##### Exercise data #####

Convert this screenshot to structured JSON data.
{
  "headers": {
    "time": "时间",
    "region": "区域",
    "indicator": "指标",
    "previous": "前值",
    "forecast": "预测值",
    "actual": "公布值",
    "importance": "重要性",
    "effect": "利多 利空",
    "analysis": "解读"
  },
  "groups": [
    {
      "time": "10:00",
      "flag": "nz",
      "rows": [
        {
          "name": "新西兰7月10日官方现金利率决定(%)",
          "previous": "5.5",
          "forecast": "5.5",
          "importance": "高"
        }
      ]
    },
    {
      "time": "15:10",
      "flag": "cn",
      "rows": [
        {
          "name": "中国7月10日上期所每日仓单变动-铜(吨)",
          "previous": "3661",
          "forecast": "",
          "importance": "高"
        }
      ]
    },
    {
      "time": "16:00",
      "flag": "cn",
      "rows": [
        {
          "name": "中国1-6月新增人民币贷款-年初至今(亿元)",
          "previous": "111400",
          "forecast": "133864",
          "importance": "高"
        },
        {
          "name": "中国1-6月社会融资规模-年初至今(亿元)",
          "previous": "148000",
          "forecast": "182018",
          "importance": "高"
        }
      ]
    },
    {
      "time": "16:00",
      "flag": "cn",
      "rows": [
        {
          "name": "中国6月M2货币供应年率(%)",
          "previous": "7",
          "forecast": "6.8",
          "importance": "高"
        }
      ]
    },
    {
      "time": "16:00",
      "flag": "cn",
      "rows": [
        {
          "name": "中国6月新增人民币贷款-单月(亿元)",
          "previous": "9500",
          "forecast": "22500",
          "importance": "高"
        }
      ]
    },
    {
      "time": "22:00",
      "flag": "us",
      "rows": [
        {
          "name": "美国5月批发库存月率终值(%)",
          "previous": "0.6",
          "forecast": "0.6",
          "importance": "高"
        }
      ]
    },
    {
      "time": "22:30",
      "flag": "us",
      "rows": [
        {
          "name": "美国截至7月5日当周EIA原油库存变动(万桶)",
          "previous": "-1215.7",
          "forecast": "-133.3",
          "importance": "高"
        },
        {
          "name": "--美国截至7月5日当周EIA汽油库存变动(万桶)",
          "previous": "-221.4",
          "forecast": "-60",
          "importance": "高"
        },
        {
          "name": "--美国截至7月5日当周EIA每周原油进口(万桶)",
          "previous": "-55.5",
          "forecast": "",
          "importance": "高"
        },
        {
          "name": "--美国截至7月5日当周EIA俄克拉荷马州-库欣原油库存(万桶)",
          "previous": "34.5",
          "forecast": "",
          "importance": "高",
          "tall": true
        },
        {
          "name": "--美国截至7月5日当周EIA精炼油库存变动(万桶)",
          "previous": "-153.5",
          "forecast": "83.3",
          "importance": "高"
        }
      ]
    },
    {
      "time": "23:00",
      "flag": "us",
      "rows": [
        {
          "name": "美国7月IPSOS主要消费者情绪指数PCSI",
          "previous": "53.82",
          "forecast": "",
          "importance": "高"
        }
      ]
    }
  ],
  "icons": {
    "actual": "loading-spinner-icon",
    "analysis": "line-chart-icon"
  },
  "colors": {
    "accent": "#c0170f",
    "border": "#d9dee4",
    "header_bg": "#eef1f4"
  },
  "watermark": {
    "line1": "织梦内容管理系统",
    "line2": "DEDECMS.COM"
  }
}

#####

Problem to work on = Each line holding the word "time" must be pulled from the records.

Answer box =
    "time": "时间",
      "time": "10:00",
      "time": "15:10",
      "time": "16:00",
      "time": "16:00",
      "time": "16:00",
      "time": "22:00",
      "time": "22:30",
      "time": "23:00",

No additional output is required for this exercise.